New Zealand Aluminium Smelters (NZAS), a joint venture between Rio Tinto and Sumitomo groups, has signed long-term power supply agreements for its Tiwai Point aluminium smelter.

It has signed agreements with electricity generators Meridian Energy, Contact Energy and Mercury NZ to supply a mix of renewable electricity from New Zealand’s South Island.

The agreements will allow the Tiwai Point facility to continue producing high-purity, low-carbon metal for another 20 years, until at least 2044.

The electricity generators will supply 572MW of renewable electricity to support the smelter’s full electricity needs, starting from July 2024, subject to regulatory approvals.

Rio Tinto Aluminium chief executive Jérôme Pécresse said: “We are pleased the long-term future of the Tiwai Point smelter has been secured with these agreements, which were reached with a genuinely collaborative spirit between all parties.

“They give us confidence that our New Zealand workforce and assets can continue competitively producing the high purity, low-carbon aluminium needed for the global energy transition.

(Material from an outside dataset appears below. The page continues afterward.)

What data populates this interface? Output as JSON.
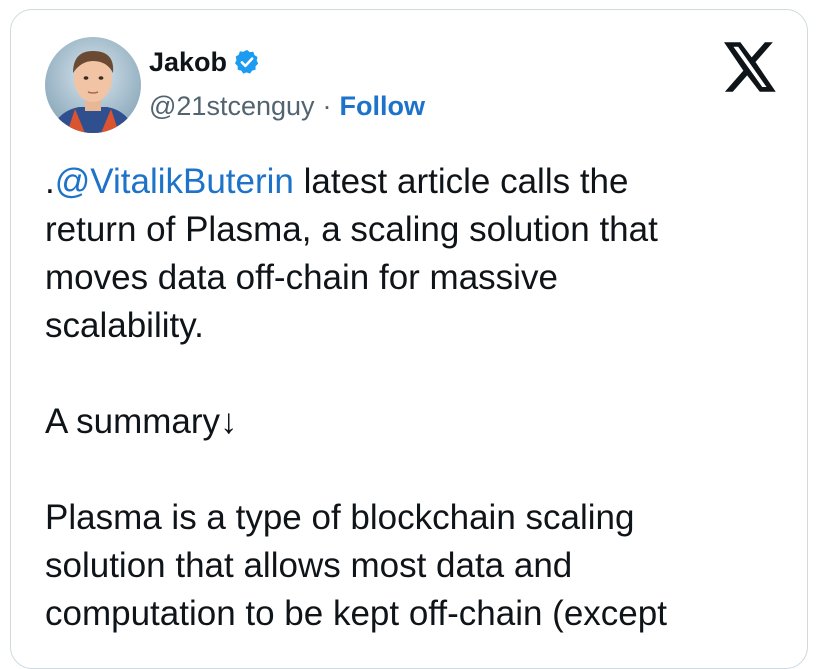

“This is an exciting new chapter, and we would like to thank everyone involved, including our new energy partners, our local Indigenous partners Ngāi Tahu, the Southland community, the New Zealand government and our NZAS workforce for their support in getting us here today.”

NZAS’ new electricity arrangements include 20-year demand response agreements with Meridian Energy and Contact Energy.

Under the terms of the arrangements, NZAS may be requested to reduce electricity consumption by up to a total of 185MW, to ensure secure electricity supply to New Zealand.

In a separate development, Rio Tinto has signed an agreement to acquire Sumitomo Chemical Company’s (SCC) 20.64% stake in NZAS for an undisclosed price.

The company has also agreed to acquire SCC’s 2.46% interest in Boyne Smelters (BSL), which owns and operates the Boyne Island aluminium smelter in Gladstone, Australia.

Upon closing, Rio Tinto will own 100% of NZAS and a 61.85% interest in BSL.

The deals are subject to several conditions, including regulatory approvals from New Zealand’s Overseas Investment Office and Australia’s Foreign Investment Review Board.